▸ **TO DO**
Nothing but the lines from the one containing "Output a JSON" through the end of the data below should appear in the answer, each exact and free of pictures.

*** DATASET EXCERPTS ***

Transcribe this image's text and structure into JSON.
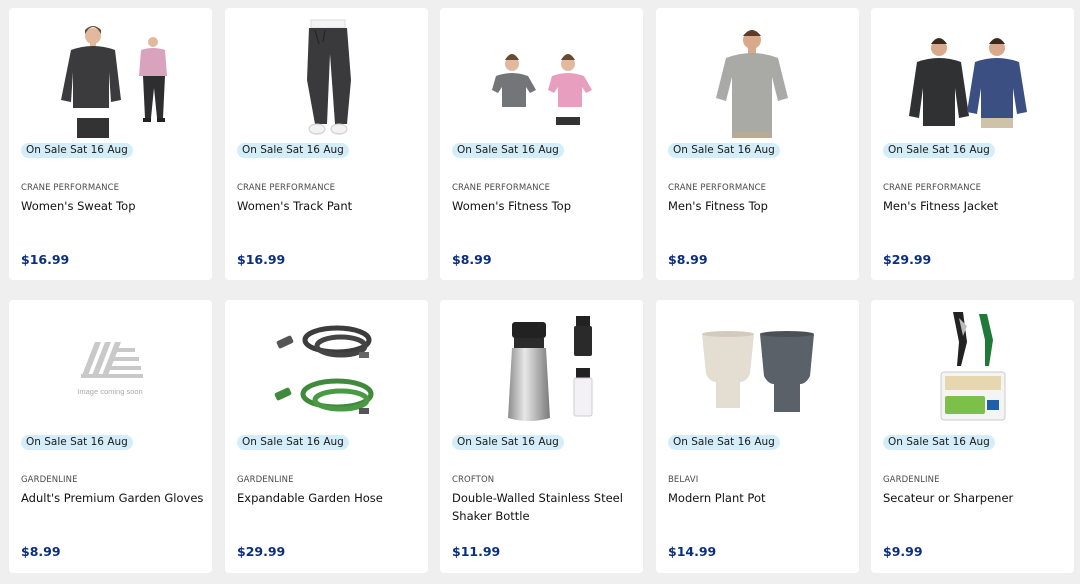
{
  "products": [
    {
      "badge": "On Sale Sat 16 Aug",
      "brand": "CRANE PERFORMANCE",
      "name": "Women's Sweat Top",
      "price": "$16.99"
    },
    {
      "badge": "On Sale Sat 16 Aug",
      "brand": "CRANE PERFORMANCE",
      "name": "Women's Track Pant",
      "price": "$16.99"
    },
    {
      "badge": "On Sale Sat 16 Aug",
      "brand": "CRANE PERFORMANCE",
      "name": "Women's Fitness Top",
      "price": "$8.99"
    },
    {
      "badge": "On Sale Sat 16 Aug",
      "brand": "CRANE PERFORMANCE",
      "name": "Men's Fitness Top",
      "price": "$8.99"
    },
    {
      "badge": "On Sale Sat 16 Aug",
      "brand": "CRANE PERFORMANCE",
      "name": "Men's Fitness Jacket",
      "price": "$29.99"
    },
    {
      "badge": "On Sale Sat 16 Aug",
      "brand": "GARDENLINE",
      "name": "Adult's Premium Garden Gloves",
      "price": "$8.99",
      "image_text": "Image coming soon"
    },
    {
      "badge": "On Sale Sat 16 Aug",
      "brand": "GARDENLINE",
      "name": "Expandable Garden Hose",
      "price": "$29.99"
    },
    {
      "badge": "On Sale Sat 16 Aug",
      "brand": "CROFTON",
      "name": "Double-Walled Stainless Steel Shaker Bottle",
      "price": "$11.99"
    },
    {
      "badge": "On Sale Sat 16 Aug",
      "brand": "BELAVI",
      "name": "Modern Plant Pot",
      "price": "$14.99"
    },
    {
      "badge": "On Sale Sat 16 Aug",
      "brand": "GARDENLINE",
      "name": "Secateur or Sharpener",
      "price": "$9.99"
    }
  ],
  "colors": {
    "price": "#0a2e82",
    "badge_bg": "#d4eef9",
    "page_bg": "#efefef"
  }
}
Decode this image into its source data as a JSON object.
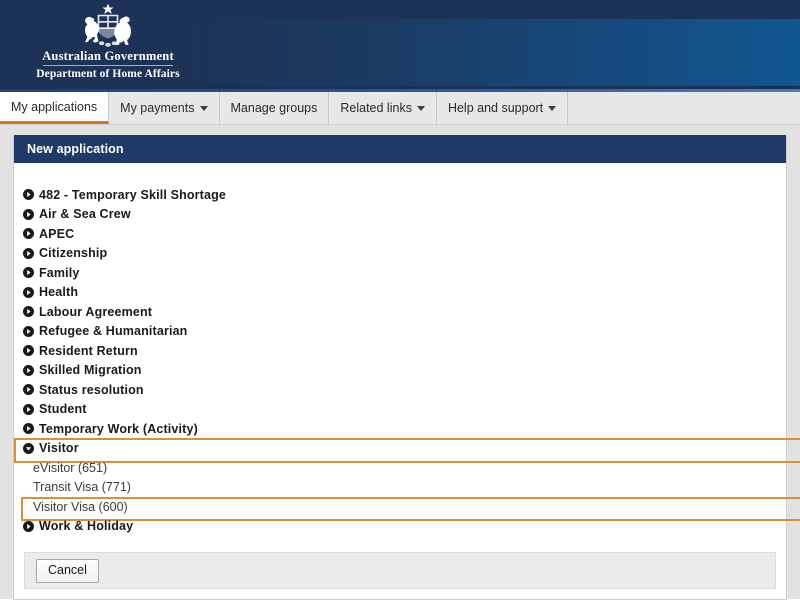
{
  "header": {
    "crest_icon": "australian-coat-of-arms",
    "line1": "Australian Government",
    "line2": "Department of Home Affairs",
    "bg_color": "#1d3257",
    "accent_color": "#11568f"
  },
  "nav": {
    "items": [
      {
        "label": "My applications",
        "has_caret": false,
        "active": true
      },
      {
        "label": "My payments",
        "has_caret": true,
        "active": false
      },
      {
        "label": "Manage groups",
        "has_caret": false,
        "active": false
      },
      {
        "label": "Related links",
        "has_caret": true,
        "active": false
      },
      {
        "label": "Help and support",
        "has_caret": true,
        "active": false
      }
    ],
    "active_underline_color": "#d87820"
  },
  "panel": {
    "title": "New application",
    "title_bg_color": "#1e3a66",
    "highlight_color": "#d98f3e"
  },
  "categories": [
    {
      "label": "482 - Temporary Skill Shortage",
      "icon": "circle-chevron-right-icon",
      "highlighted": false,
      "expanded": false
    },
    {
      "label": "Air & Sea Crew",
      "icon": "circle-chevron-right-icon",
      "highlighted": false,
      "expanded": false
    },
    {
      "label": "APEC",
      "icon": "circle-chevron-right-icon",
      "highlighted": false,
      "expanded": false
    },
    {
      "label": "Citizenship",
      "icon": "circle-chevron-right-icon",
      "highlighted": false,
      "expanded": false
    },
    {
      "label": "Family",
      "icon": "circle-chevron-right-icon",
      "highlighted": false,
      "expanded": false
    },
    {
      "label": "Health",
      "icon": "circle-chevron-right-icon",
      "highlighted": false,
      "expanded": false
    },
    {
      "label": "Labour Agreement",
      "icon": "circle-chevron-right-icon",
      "highlighted": false,
      "expanded": false
    },
    {
      "label": "Refugee & Humanitarian",
      "icon": "circle-chevron-right-icon",
      "highlighted": false,
      "expanded": false
    },
    {
      "label": "Resident Return",
      "icon": "circle-chevron-right-icon",
      "highlighted": false,
      "expanded": false
    },
    {
      "label": "Skilled Migration",
      "icon": "circle-chevron-right-icon",
      "highlighted": false,
      "expanded": false
    },
    {
      "label": "Status resolution",
      "icon": "circle-chevron-right-icon",
      "highlighted": false,
      "expanded": false
    },
    {
      "label": "Student",
      "icon": "circle-chevron-right-icon",
      "highlighted": false,
      "expanded": false
    },
    {
      "label": "Temporary Work (Activity)",
      "icon": "circle-chevron-right-icon",
      "highlighted": false,
      "expanded": false
    },
    {
      "label": "Visitor",
      "icon": "circle-chevron-down-icon",
      "highlighted": true,
      "expanded": true,
      "children": [
        {
          "label": "eVisitor (651)",
          "highlighted": false
        },
        {
          "label": "Transit Visa (771)",
          "highlighted": false
        },
        {
          "label": "Visitor Visa (600)",
          "highlighted": true
        }
      ]
    },
    {
      "label": "Work & Holiday",
      "icon": "circle-chevron-right-icon",
      "highlighted": false,
      "expanded": false
    }
  ],
  "footer": {
    "cancel_label": "Cancel"
  }
}
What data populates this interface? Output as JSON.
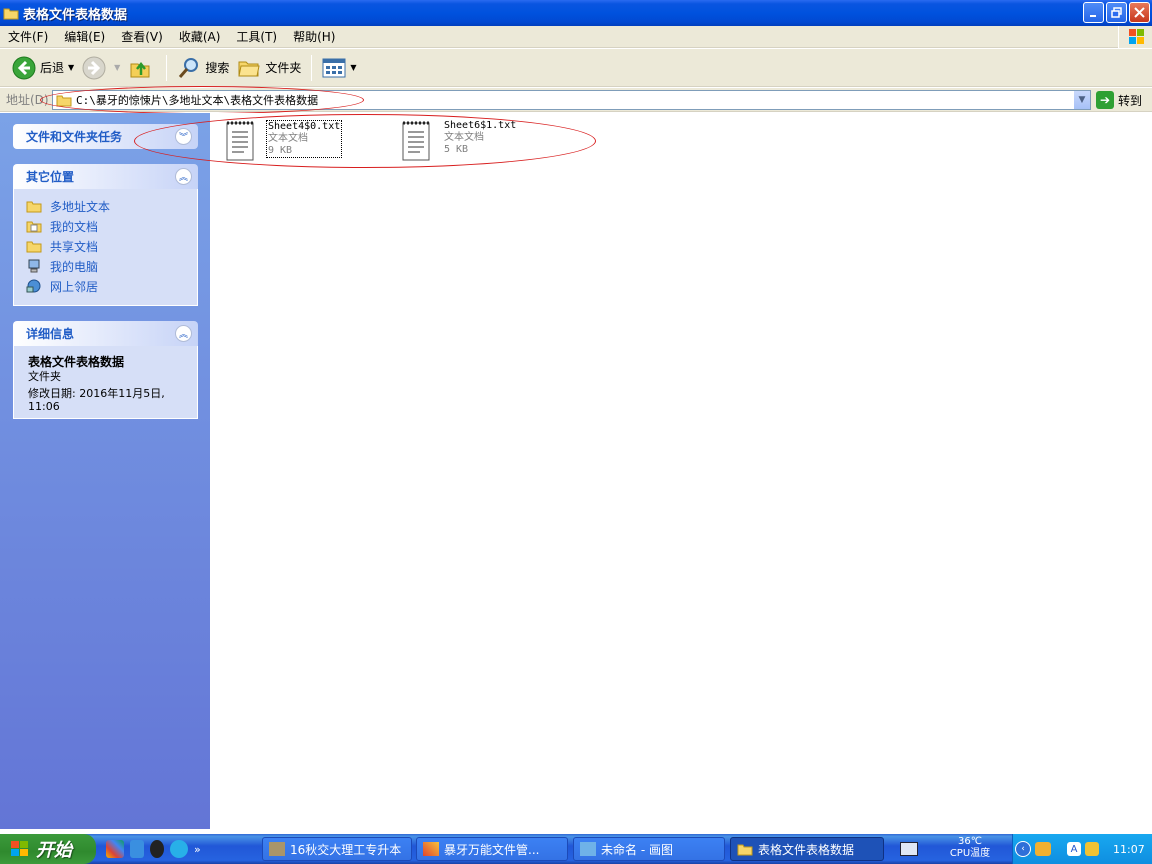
{
  "window": {
    "title": "表格文件表格数据"
  },
  "menu": [
    "文件(F)",
    "编辑(E)",
    "查看(V)",
    "收藏(A)",
    "工具(T)",
    "帮助(H)"
  ],
  "toolbar": {
    "back_label": "后退",
    "search_label": "搜索",
    "folders_label": "文件夹"
  },
  "address": {
    "label": "地址(D)",
    "path": "C:\\暴牙的惊悚片\\多地址文本\\表格文件表格数据",
    "go_label": "转到"
  },
  "sidebar": {
    "tasks_title": "文件和文件夹任务",
    "places_title": "其它位置",
    "places": [
      {
        "label": "多地址文本",
        "icon": "folder-icon"
      },
      {
        "label": "我的文档",
        "icon": "my-documents-icon"
      },
      {
        "label": "共享文档",
        "icon": "folder-icon"
      },
      {
        "label": "我的电脑",
        "icon": "my-computer-icon"
      },
      {
        "label": "网上邻居",
        "icon": "network-icon"
      }
    ],
    "details_title": "详细信息",
    "details": {
      "name": "表格文件表格数据",
      "type": "文件夹",
      "modified": "修改日期: 2016年11月5日, 11:06"
    }
  },
  "files": [
    {
      "name": "Sheet4$0.txt",
      "type": "文本文档",
      "size": "9 KB"
    },
    {
      "name": "Sheet6$1.txt",
      "type": "文本文档",
      "size": "5 KB"
    }
  ],
  "taskbar": {
    "start_label": "开始",
    "tasks": [
      {
        "label": "16秋交大理工专升本"
      },
      {
        "label": "暴牙万能文件管..."
      },
      {
        "label": "未命名 - 画图"
      },
      {
        "label": "表格文件表格数据"
      }
    ],
    "cpu_temp": "36℃",
    "cpu_label": "CPU温度",
    "clock": "11:07"
  },
  "colors": {
    "titlebar": "#0052de",
    "sidebar_link": "#215dc6",
    "annotation": "#d81e1e",
    "start_green": "#3c9a3b"
  }
}
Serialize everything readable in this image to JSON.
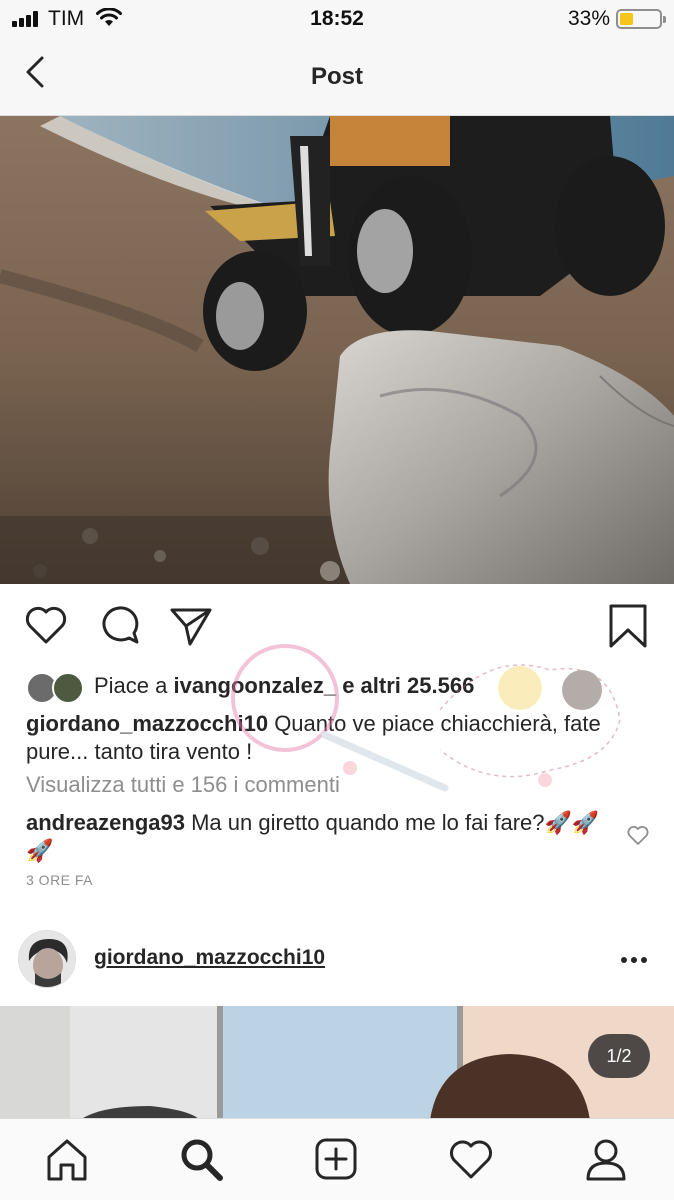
{
  "status_bar": {
    "carrier": "TIM",
    "time": "18:52",
    "battery_percent": "33%",
    "battery_level": 0.33,
    "icons": [
      "signal-icon",
      "wifi-icon",
      "battery-icon"
    ]
  },
  "nav": {
    "title": "Post",
    "back_icon": "chevron-left-icon"
  },
  "post": {
    "actions": [
      "heart-icon",
      "comment-icon",
      "share-icon",
      "bookmark-icon"
    ],
    "likes_prefix": "Piace a ",
    "likes_user": "ivangoonzalez_",
    "likes_suffix": " e altri 25.566",
    "caption_user": "giordano_mazzocchi10",
    "caption_text": " Quanto ve piace chiacchierà, fate pure... tanto tira vento !",
    "view_all": "Visualizza tutti e 156 i commenti",
    "comment_user": "andreazenga93",
    "comment_text": " Ma un giretto quando me lo fai fare?🚀🚀🚀",
    "time_ago": "3 ORE FA"
  },
  "next_post": {
    "username": "giordano_mazzocchi10",
    "more_icon": "more-icon",
    "page_indicator": "1/2"
  },
  "tab_bar": {
    "tabs": [
      "home-icon",
      "search-icon",
      "add-icon",
      "activity-heart-icon",
      "profile-icon"
    ]
  },
  "colors": {
    "text": "#262626",
    "secondary": "#8e8e8e",
    "battery_fill": "#f5c518"
  }
}
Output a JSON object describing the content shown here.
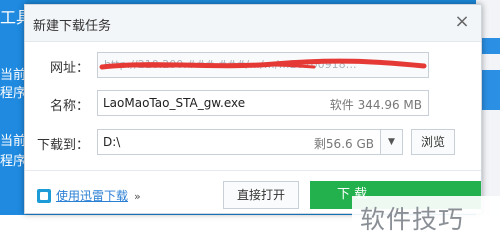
{
  "background": {
    "left_fragments": [
      "工具",
      "当前",
      "程序",
      "当前",
      "程序"
    ]
  },
  "dialog": {
    "title": "新建下载任务",
    "close_symbol": "×",
    "url": {
      "label": "网址：",
      "value": "http://210.200.###.###/…/…/…20200918…"
    },
    "filename": {
      "label": "名称：",
      "value": "LaoMaoTao_STA_gw.exe",
      "size_info": "软件 344.96 MB"
    },
    "download_to": {
      "label": "下载到：",
      "value": "D:\\",
      "free_space": "剩56.6 GB",
      "dropdown_symbol": "▼",
      "browse_label": "浏览"
    },
    "footer": {
      "xunlei_link": "使用迅雷下载",
      "expand_symbol": "»",
      "open_label": "直接打开",
      "download_label": "下 载"
    }
  },
  "watermark": "软件技巧",
  "colors": {
    "download_button": "#22b14c",
    "link": "#2a7fd4",
    "redaction": "#e53935"
  }
}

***

▸ **RESULT FOR THIS EXERCISE**
Output a JSON object describing the content shown here.
{
  "background": {
    "left_fragments": [
      "工具",
      "当前",
      "程序",
      "当前",
      "程序"
    ]
  },
  "dialog": {
    "title": "新建下载任务",
    "close_symbol": "×",
    "url": {
      "label": "网址：",
      "value": "http://210.200.###.###/…/…/…20200918…"
    },
    "filename": {
      "label": "名称：",
      "value": "LaoMaoTao_STA_gw.exe",
      "size_info": "软件 344.96 MB"
    },
    "download_to": {
      "label": "下载到：",
      "value": "D:\\",
      "free_space": "剩56.6 GB",
      "dropdown_symbol": "▼",
      "browse_label": "浏览"
    },
    "footer": {
      "xunlei_link": "使用迅雷下载",
      "expand_symbol": "»",
      "open_label": "直接打开",
      "download_label": "下 载"
    }
  },
  "watermark": "软件技巧",
  "colors": {
    "download_button": "#22b14c",
    "link": "#2a7fd4",
    "redaction": "#e53935"
  }
}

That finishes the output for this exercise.